Logic Pluralism, Organizational Design, and Practice Adoption: The Structural Embeddedness of CSR Programs

by Mary Ann Glynn and Ryan Raffaelli

Abstract

The institutional logics perspective highlights how organizations are embedded within broader systems of meaning and how this embeddedness activates salient institutional logics in organizations that can enable or constrain organizational decisions, practices, and actions. We investigate a core premise of the institutional logics perspective, that of the alignment of institutional logics and organizational practices and design, in the organizational adoption of CSR practices. We hypothesize that, in the adoption of practices, organizations will house those practices in structural units that align with the logic emphasized by the practice: when adopting practices reflecting a market logic, organizations will locate them in mainline business units, such as marketing; conversely, when adopting practices reflecting a community logic, organizations will locate them in non-mainline business units, such as corporate or philanthropic foundations. Using survey and archival data from 161 Fortune 500 firms, we find support for our hypotheses. Our findings reveal how institutional logics serve as underlying lynchpins, connecting organizational practices to organizational design so as to reinforce and enable each other.

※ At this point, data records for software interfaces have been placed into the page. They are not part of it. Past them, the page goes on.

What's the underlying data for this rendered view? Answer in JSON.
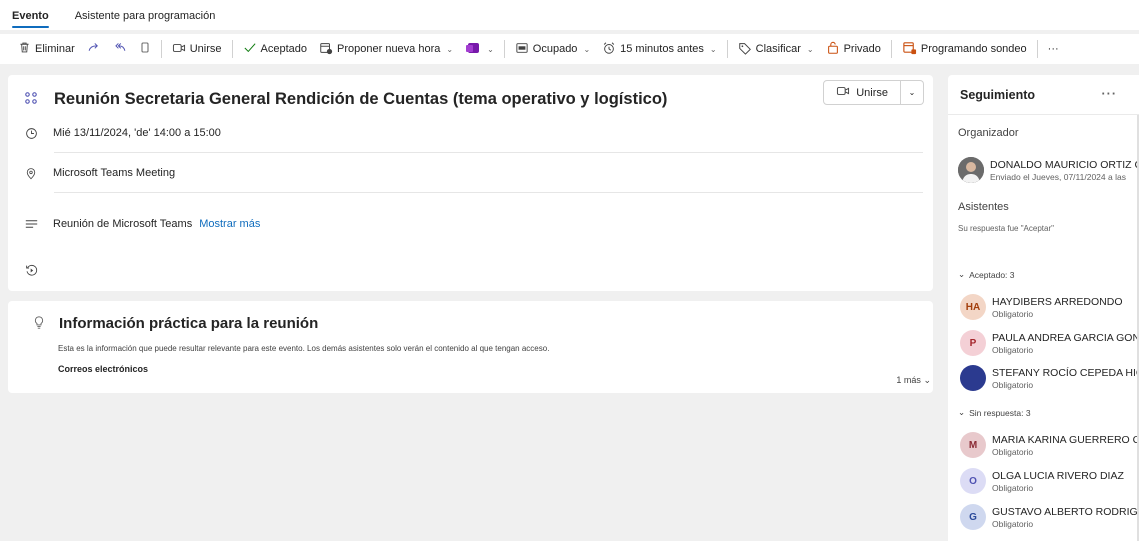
{
  "tabs": [
    {
      "label": "Evento",
      "active": true
    },
    {
      "label": "Asistente para programación",
      "active": false
    }
  ],
  "ribbon": {
    "delete": "Eliminar",
    "join": "Unirse",
    "accepted": "Aceptado",
    "propose": "Proponer nueva hora",
    "busy": "Ocupado",
    "reminder": "15 minutos antes",
    "categorize": "Clasificar",
    "private": "Privado",
    "poll": "Programando sondeo",
    "more": "···"
  },
  "event": {
    "title": "Reunión Secretaria General Rendición de Cuentas (tema operativo y logístico)",
    "join_label": "Unirse",
    "datetime": "Mié 13/11/2024, 'de' 14:00 a 15:00",
    "location": "Microsoft Teams Meeting",
    "body": "Reunión de Microsoft Teams",
    "show_more": "Mostrar más"
  },
  "practical": {
    "title": "Información práctica para la reunión",
    "description": "Esta es la información que puede resultar relevante para este evento. Los demás asistentes solo verán el contenido al que tengan acceso.",
    "emails_label": "Correos electrónicos",
    "more": "1 más"
  },
  "tracking": {
    "title": "Seguimiento",
    "more": "···",
    "organizer_label": "Organizador",
    "organizer_name": "DONALDO MAURICIO ORTIZ C",
    "organizer_sent": "Enviado el Jueves, 07/11/2024 a las",
    "attendees_label": "Asistentes",
    "response_text": "Su respuesta fue \"Aceptar\"",
    "accepted_group": "Aceptado: 3",
    "no_response_group": "Sin respuesta: 3",
    "accepted": [
      {
        "initials": "HA",
        "name": "HAYDIBERS ARREDONDO",
        "role": "Obligatorio",
        "bg": "#f3d6c6",
        "fg": "#a33e0b"
      },
      {
        "initials": "P",
        "name": "PAULA ANDREA GARCIA GON",
        "role": "Obligatorio",
        "bg": "#f4d0d6",
        "fg": "#a4262c"
      },
      {
        "initials": "",
        "name": "STEFANY ROCÍO CEPEDA HIG",
        "role": "Obligatorio",
        "bg": "#2b3a8f",
        "fg": "#ffffff"
      }
    ],
    "no_response": [
      {
        "initials": "M",
        "name": "MARIA KARINA GUERRERO C.",
        "role": "Obligatorio",
        "bg": "#e8c9cc",
        "fg": "#8a2a34"
      },
      {
        "initials": "O",
        "name": "OLGA LUCIA RIVERO DIAZ",
        "role": "Obligatorio",
        "bg": "#dcdcf5",
        "fg": "#4f52b2"
      },
      {
        "initials": "G",
        "name": "GUSTAVO ALBERTO RODRIGU",
        "role": "Obligatorio",
        "bg": "#cfd8ef",
        "fg": "#2b4a9a"
      }
    ]
  }
}
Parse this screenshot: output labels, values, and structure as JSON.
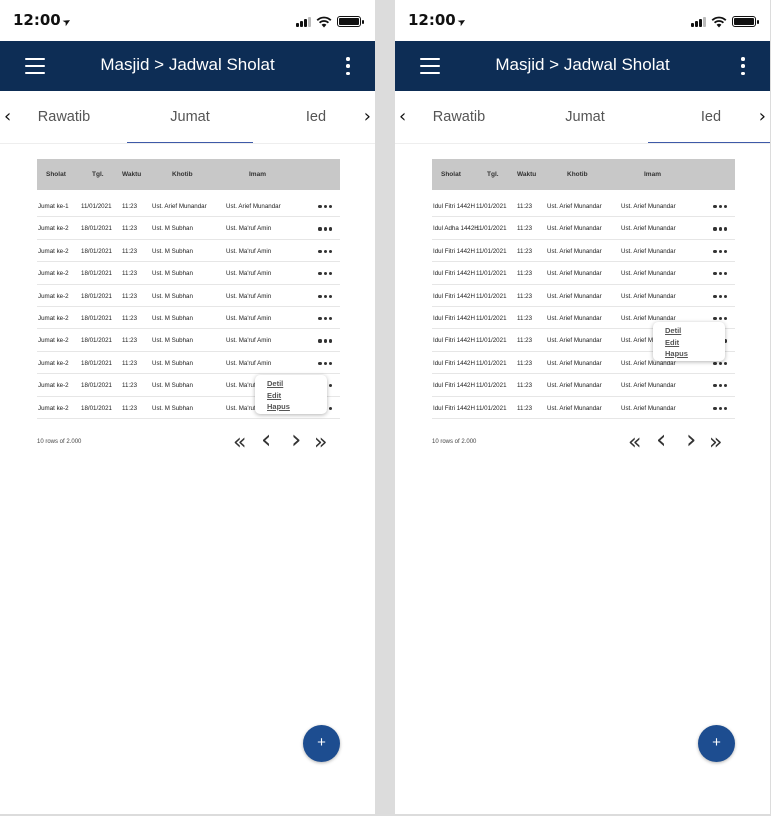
{
  "status_time": "12:00",
  "status_icons": [
    "location-arrow-icon",
    "signal-icon",
    "wifi-icon",
    "battery-icon"
  ],
  "app_title": "Masjid > Jadwal Sholat",
  "colors": {
    "appbar": "#0d2d55",
    "tab_indicator": "#3e5aa8",
    "fab": "#1d4d90",
    "table_header": "#c8c8c8"
  },
  "tabs": [
    "Rawatib",
    "Jumat",
    "Ied"
  ],
  "columns": [
    "Sholat",
    "Tgl.",
    "Waktu",
    "Khotib",
    "Imam"
  ],
  "rows_info": "10 rows of 2.000",
  "popup_menu": [
    "Detil",
    "Edit",
    "Hapus"
  ],
  "fab_label": "+",
  "screens": [
    {
      "active_tab": "Jumat",
      "popup_row": 8,
      "rows": [
        [
          "Jumat ke-1",
          "11/01/2021",
          "11:23",
          "Ust. Arief Munandar",
          "Ust. Arief Munandar"
        ],
        [
          "Jumat ke-2",
          "18/01/2021",
          "11:23",
          "Ust. M Subhan",
          "Ust. Ma'ruf Amin"
        ],
        [
          "Jumat ke-2",
          "18/01/2021",
          "11:23",
          "Ust. M Subhan",
          "Ust. Ma'ruf Amin"
        ],
        [
          "Jumat ke-2",
          "18/01/2021",
          "11:23",
          "Ust. M Subhan",
          "Ust. Ma'ruf Amin"
        ],
        [
          "Jumat ke-2",
          "18/01/2021",
          "11:23",
          "Ust. M Subhan",
          "Ust. Ma'ruf Amin"
        ],
        [
          "Jumat ke-2",
          "18/01/2021",
          "11:23",
          "Ust. M Subhan",
          "Ust. Ma'ruf Amin"
        ],
        [
          "Jumat ke-2",
          "18/01/2021",
          "11:23",
          "Ust. M Subhan",
          "Ust. Ma'ruf Amin"
        ],
        [
          "Jumat ke-2",
          "18/01/2021",
          "11:23",
          "Ust. M Subhan",
          "Ust. Ma'ruf Amin"
        ],
        [
          "Jumat ke-2",
          "18/01/2021",
          "11:23",
          "Ust. M Subhan",
          "Ust. Ma'ruf Amin"
        ],
        [
          "Jumat ke-2",
          "18/01/2021",
          "11:23",
          "Ust. M Subhan",
          "Ust. Ma'ruf Amin"
        ]
      ]
    },
    {
      "active_tab": "Ied",
      "popup_row": 5,
      "rows": [
        [
          "Idul Fitri 1442H",
          "11/01/2021",
          "11:23",
          "Ust. Arief Munandar",
          "Ust. Arief Munandar"
        ],
        [
          "Idul Adha 1442H",
          "11/01/2021",
          "11:23",
          "Ust. Arief Munandar",
          "Ust. Arief Munandar"
        ],
        [
          "Idul Fitri 1442H",
          "11/01/2021",
          "11:23",
          "Ust. Arief Munandar",
          "Ust. Arief Munandar"
        ],
        [
          "Idul Fitri 1442H",
          "11/01/2021",
          "11:23",
          "Ust. Arief Munandar",
          "Ust. Arief Munandar"
        ],
        [
          "Idul Fitri 1442H",
          "11/01/2021",
          "11:23",
          "Ust. Arief Munandar",
          "Ust. Arief Munandar"
        ],
        [
          "Idul Fitri 1442H",
          "11/01/2021",
          "11:23",
          "Ust. Arief Munandar",
          "Ust. Arief Munandar"
        ],
        [
          "Idul Fitri 1442H",
          "11/01/2021",
          "11:23",
          "Ust. Arief Munandar",
          "Ust. Arief Munandar"
        ],
        [
          "Idul Fitri 1442H",
          "11/01/2021",
          "11:23",
          "Ust. Arief Munandar",
          "Ust. Arief Munandar"
        ],
        [
          "Idul Fitri 1442H",
          "11/01/2021",
          "11:23",
          "Ust. Arief Munandar",
          "Ust. Arief Munandar"
        ],
        [
          "Idul Fitri 1442H",
          "11/01/2021",
          "11:23",
          "Ust. Arief Munandar",
          "Ust. Arief Munandar"
        ]
      ]
    }
  ]
}
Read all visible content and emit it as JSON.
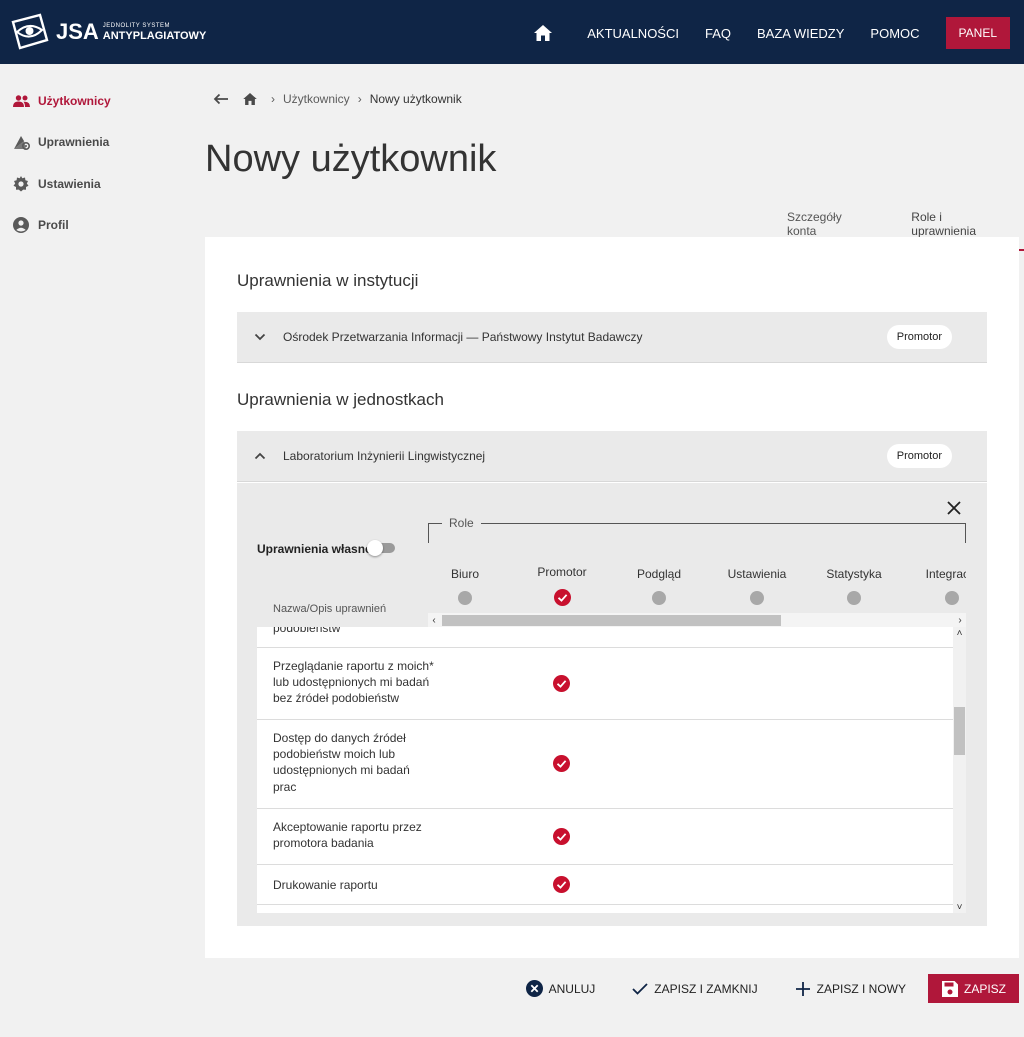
{
  "app": {
    "logo_short": "JSA",
    "logo_small": "JEDNOLITY SYSTEM",
    "logo_big": "ANTYPLAGIATOWY"
  },
  "nav": {
    "items": [
      "AKTUALNOŚCI",
      "FAQ",
      "BAZA WIEDZY",
      "POMOC"
    ],
    "panel_label": "PANEL"
  },
  "sidebar": {
    "items": [
      {
        "label": "Użytkownicy",
        "icon": "users-icon",
        "active": true
      },
      {
        "label": "Uprawnienia",
        "icon": "permissions-icon",
        "active": false
      },
      {
        "label": "Ustawienia",
        "icon": "gear-icon",
        "active": false
      },
      {
        "label": "Profil",
        "icon": "profile-icon",
        "active": false
      }
    ]
  },
  "breadcrumb": {
    "items": [
      "Użytkownicy",
      "Nowy użytkownik"
    ]
  },
  "page": {
    "title": "Nowy użytkownik"
  },
  "tabs": [
    {
      "label": "Szczegóły konta",
      "active": false
    },
    {
      "label": "Role i uprawnienia",
      "active": true
    }
  ],
  "institution": {
    "section_title": "Uprawnienia w instytucji",
    "name": "Ośrodek Przetwarzania Informacji — Państwowy Instytut Badawczy",
    "role_badge": "Promotor"
  },
  "units": {
    "section_title": "Uprawnienia w jednostkach",
    "name": "Laboratorium Inżynierii Lingwistycznej",
    "role_badge": "Promotor",
    "own_permissions_label": "Uprawnienia własne",
    "own_permissions_enabled": false,
    "roles_legend": "Role",
    "name_column_header": "Nazwa/Opis uprawnień",
    "roles": [
      {
        "name": "Biuro",
        "checked": false
      },
      {
        "name": "Promotor",
        "checked": true
      },
      {
        "name": "Podgląd",
        "checked": false
      },
      {
        "name": "Ustawienia",
        "checked": false
      },
      {
        "name": "Statystyka",
        "checked": false
      },
      {
        "name": "Integracja",
        "checked": false
      }
    ],
    "permissions": [
      {
        "label": "podobieństw",
        "checked": false
      },
      {
        "label": "Przeglądanie raportu z moich* lub udostępnionych mi badań bez źródeł podobieństw",
        "checked": true
      },
      {
        "label": "Dostęp do danych źródeł podobieństw moich lub udostępnionych mi badań prac",
        "checked": true
      },
      {
        "label": "Akceptowanie raportu przez promotora badania",
        "checked": true
      },
      {
        "label": "Drukowanie raportu",
        "checked": true
      }
    ]
  },
  "actions": {
    "cancel": "ANULUJ",
    "save_close": "ZAPISZ I ZAMKNIJ",
    "save_new": "ZAPISZ I NOWY",
    "save": "ZAPISZ"
  },
  "colors": {
    "navy": "#0f2546",
    "accent": "#b0173a",
    "inactive_dot": "#a8a8a8"
  }
}
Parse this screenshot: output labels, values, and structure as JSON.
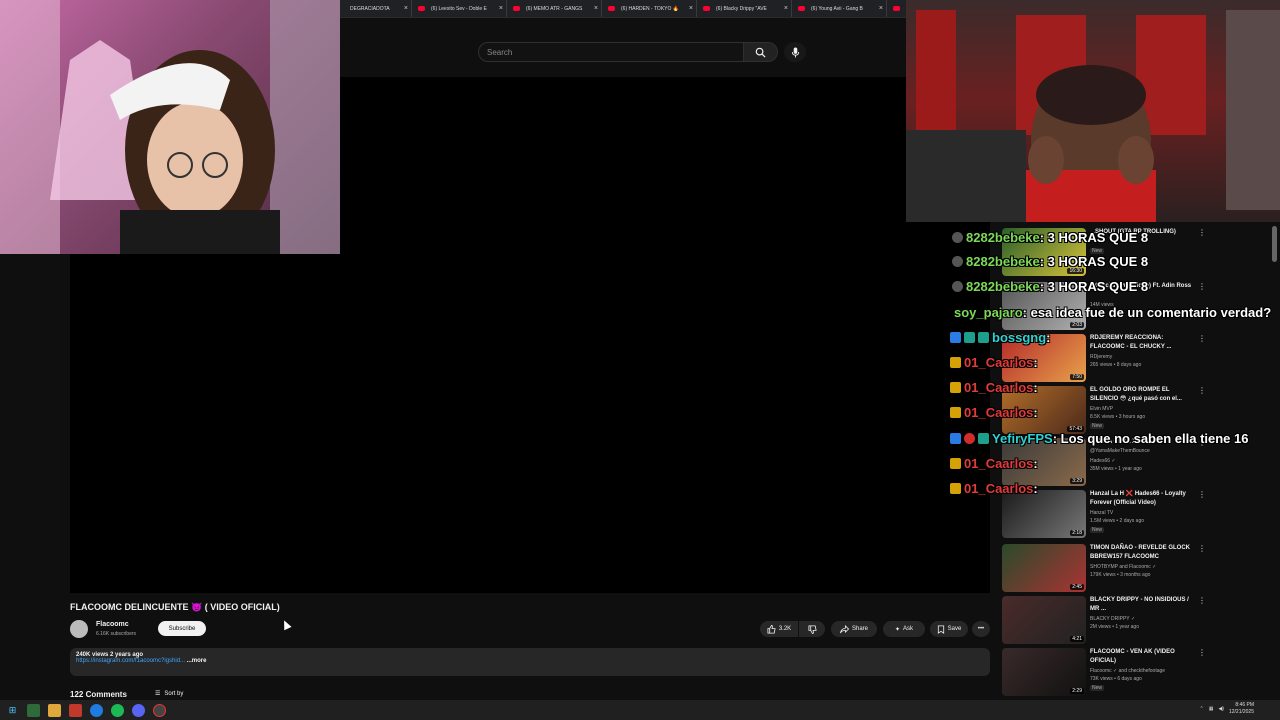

Keywords: Organizational Design; Management Practices and Processes; Corporate Social Responsibility and Impact;

Citation:

Glynn, Mary Ann, and Ryan Raffaelli. "Logic Pluralism, Organizational Design, and Practice Adoption: The Structural Embeddedness of CSR Programs." In Institutional Logics in Action. Vol. 39B, edited by Michael Lounsbury and Eva Boxenbaum, 175–198. Research in the Sociology of Organizations. Emerald Group Publishing, 2013.